Activity:
Pictures stay out. All the rest of the records must be repeated exactly.

Input:
· · · · ·

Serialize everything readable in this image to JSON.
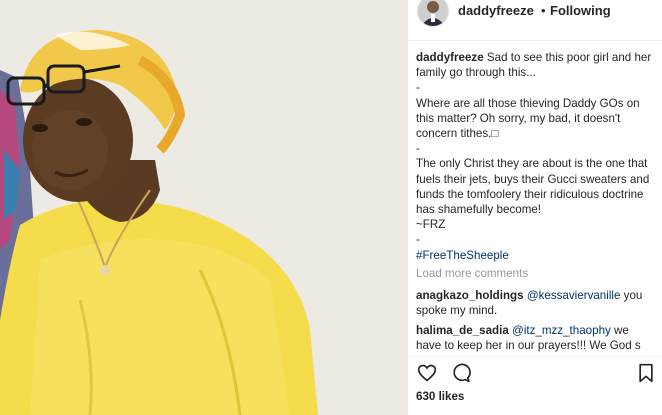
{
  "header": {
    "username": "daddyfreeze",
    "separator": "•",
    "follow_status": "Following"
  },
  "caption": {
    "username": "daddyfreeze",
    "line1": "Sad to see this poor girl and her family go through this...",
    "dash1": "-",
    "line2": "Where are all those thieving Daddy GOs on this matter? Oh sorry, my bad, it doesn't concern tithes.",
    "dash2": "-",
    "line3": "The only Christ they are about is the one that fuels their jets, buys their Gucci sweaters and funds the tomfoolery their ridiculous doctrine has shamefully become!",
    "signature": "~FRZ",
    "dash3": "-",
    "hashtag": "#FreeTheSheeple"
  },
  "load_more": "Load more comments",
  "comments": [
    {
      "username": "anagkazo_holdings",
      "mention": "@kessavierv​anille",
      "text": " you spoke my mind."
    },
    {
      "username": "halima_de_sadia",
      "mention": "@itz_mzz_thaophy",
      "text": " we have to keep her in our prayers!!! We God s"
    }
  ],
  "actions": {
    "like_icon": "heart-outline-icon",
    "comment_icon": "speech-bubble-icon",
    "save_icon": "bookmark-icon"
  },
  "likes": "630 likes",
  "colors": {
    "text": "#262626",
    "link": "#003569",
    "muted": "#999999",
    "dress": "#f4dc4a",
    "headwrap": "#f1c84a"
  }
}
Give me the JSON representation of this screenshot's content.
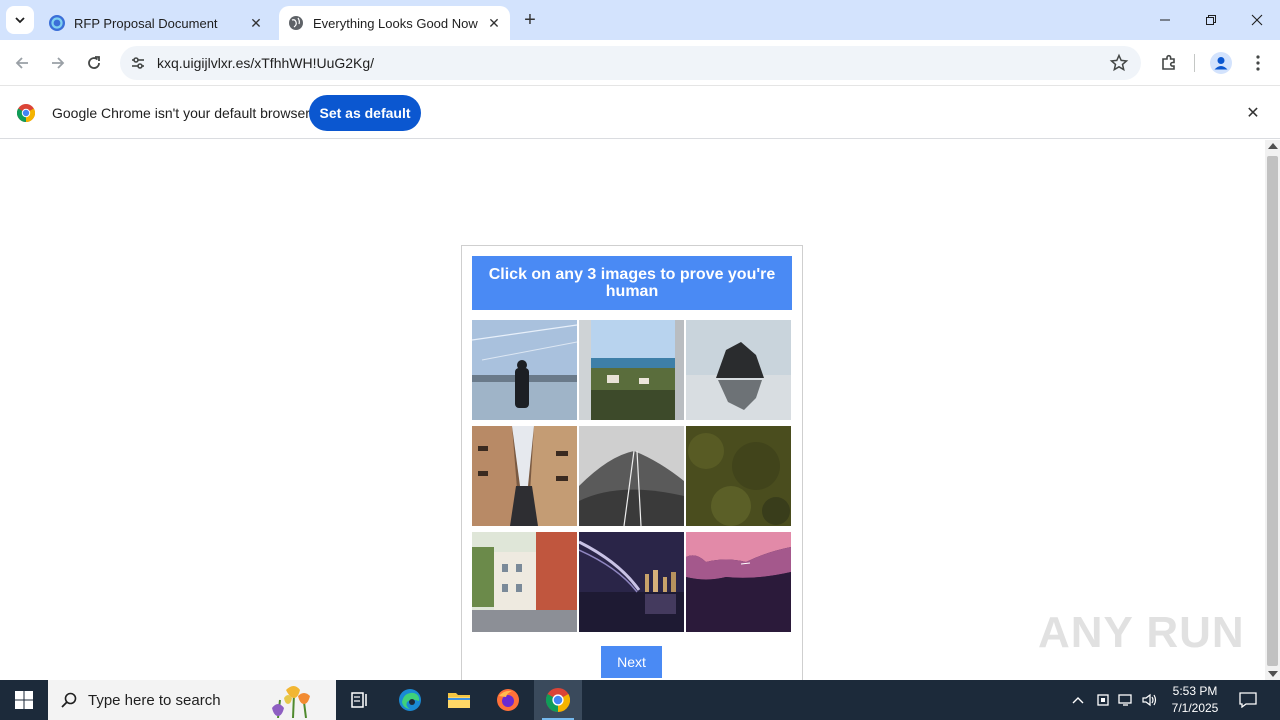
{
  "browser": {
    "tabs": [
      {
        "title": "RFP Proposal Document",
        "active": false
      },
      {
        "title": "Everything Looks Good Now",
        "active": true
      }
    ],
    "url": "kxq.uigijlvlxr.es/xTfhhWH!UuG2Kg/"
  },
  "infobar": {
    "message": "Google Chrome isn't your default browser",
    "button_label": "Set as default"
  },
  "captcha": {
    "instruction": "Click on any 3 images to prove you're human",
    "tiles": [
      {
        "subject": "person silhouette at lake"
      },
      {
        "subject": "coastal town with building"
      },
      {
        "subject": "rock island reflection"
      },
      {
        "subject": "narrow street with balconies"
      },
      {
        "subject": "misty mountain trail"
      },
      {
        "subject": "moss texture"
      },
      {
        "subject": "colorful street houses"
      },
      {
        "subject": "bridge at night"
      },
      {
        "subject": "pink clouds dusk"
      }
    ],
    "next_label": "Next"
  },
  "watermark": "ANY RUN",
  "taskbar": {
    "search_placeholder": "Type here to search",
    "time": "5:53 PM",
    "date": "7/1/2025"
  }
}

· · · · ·

Your solution:
Serialize everything readable in this image to JSON.
{
  "header": {
    "username": "daddyfreeze",
    "separator": "•",
    "follow_status": "Following"
  },
  "caption": {
    "username": "daddyfreeze",
    "line1": "Sad to see this poor girl and her family go through this...",
    "dash1": "-",
    "line2": "Where are all those thieving Daddy GOs on this matter? Oh sorry, my bad, it doesn't concern tithes.",
    "dash2": "-",
    "line3": "The only Christ they are about is the one that fuels their jets, buys their Gucci sweaters and funds the tomfoolery their ridiculous doctrine has shamefully become!",
    "signature": "~FRZ",
    "dash3": "-",
    "hashtag": "#FreeTheSheeple"
  },
  "load_more": "Load more comments",
  "comments": [
    {
      "username": "anagkazo_holdings",
      "mention": "@kessavierv​anille",
      "text": " you spoke my mind."
    },
    {
      "username": "halima_de_sadia",
      "mention": "@itz_mzz_thaophy",
      "text": " we have to keep her in our prayers!!! We God s"
    }
  ],
  "actions": {
    "like_icon": "heart-outline-icon",
    "comment_icon": "speech-bubble-icon",
    "save_icon": "bookmark-icon"
  },
  "likes": "630 likes",
  "colors": {
    "text": "#262626",
    "link": "#003569",
    "muted": "#999999",
    "dress": "#f4dc4a",
    "headwrap": "#f1c84a"
  }
}
Give me the JSON representation of this screenshot's content.
{
  "browser": {
    "tabs": [
      {
        "title": "RFP Proposal Document",
        "active": false
      },
      {
        "title": "Everything Looks Good Now",
        "active": true
      }
    ],
    "url": "kxq.uigijlvlxr.es/xTfhhWH!UuG2Kg/"
  },
  "infobar": {
    "message": "Google Chrome isn't your default browser",
    "button_label": "Set as default"
  },
  "captcha": {
    "instruction": "Click on any 3 images to prove you're human",
    "tiles": [
      {
        "subject": "person silhouette at lake"
      },
      {
        "subject": "coastal town with building"
      },
      {
        "subject": "rock island reflection"
      },
      {
        "subject": "narrow street with balconies"
      },
      {
        "subject": "misty mountain trail"
      },
      {
        "subject": "moss texture"
      },
      {
        "subject": "colorful street houses"
      },
      {
        "subject": "bridge at night"
      },
      {
        "subject": "pink clouds dusk"
      }
    ],
    "next_label": "Next"
  },
  "watermark": "ANY RUN",
  "taskbar": {
    "search_placeholder": "Type here to search",
    "time": "5:53 PM",
    "date": "7/1/2025"
  }
}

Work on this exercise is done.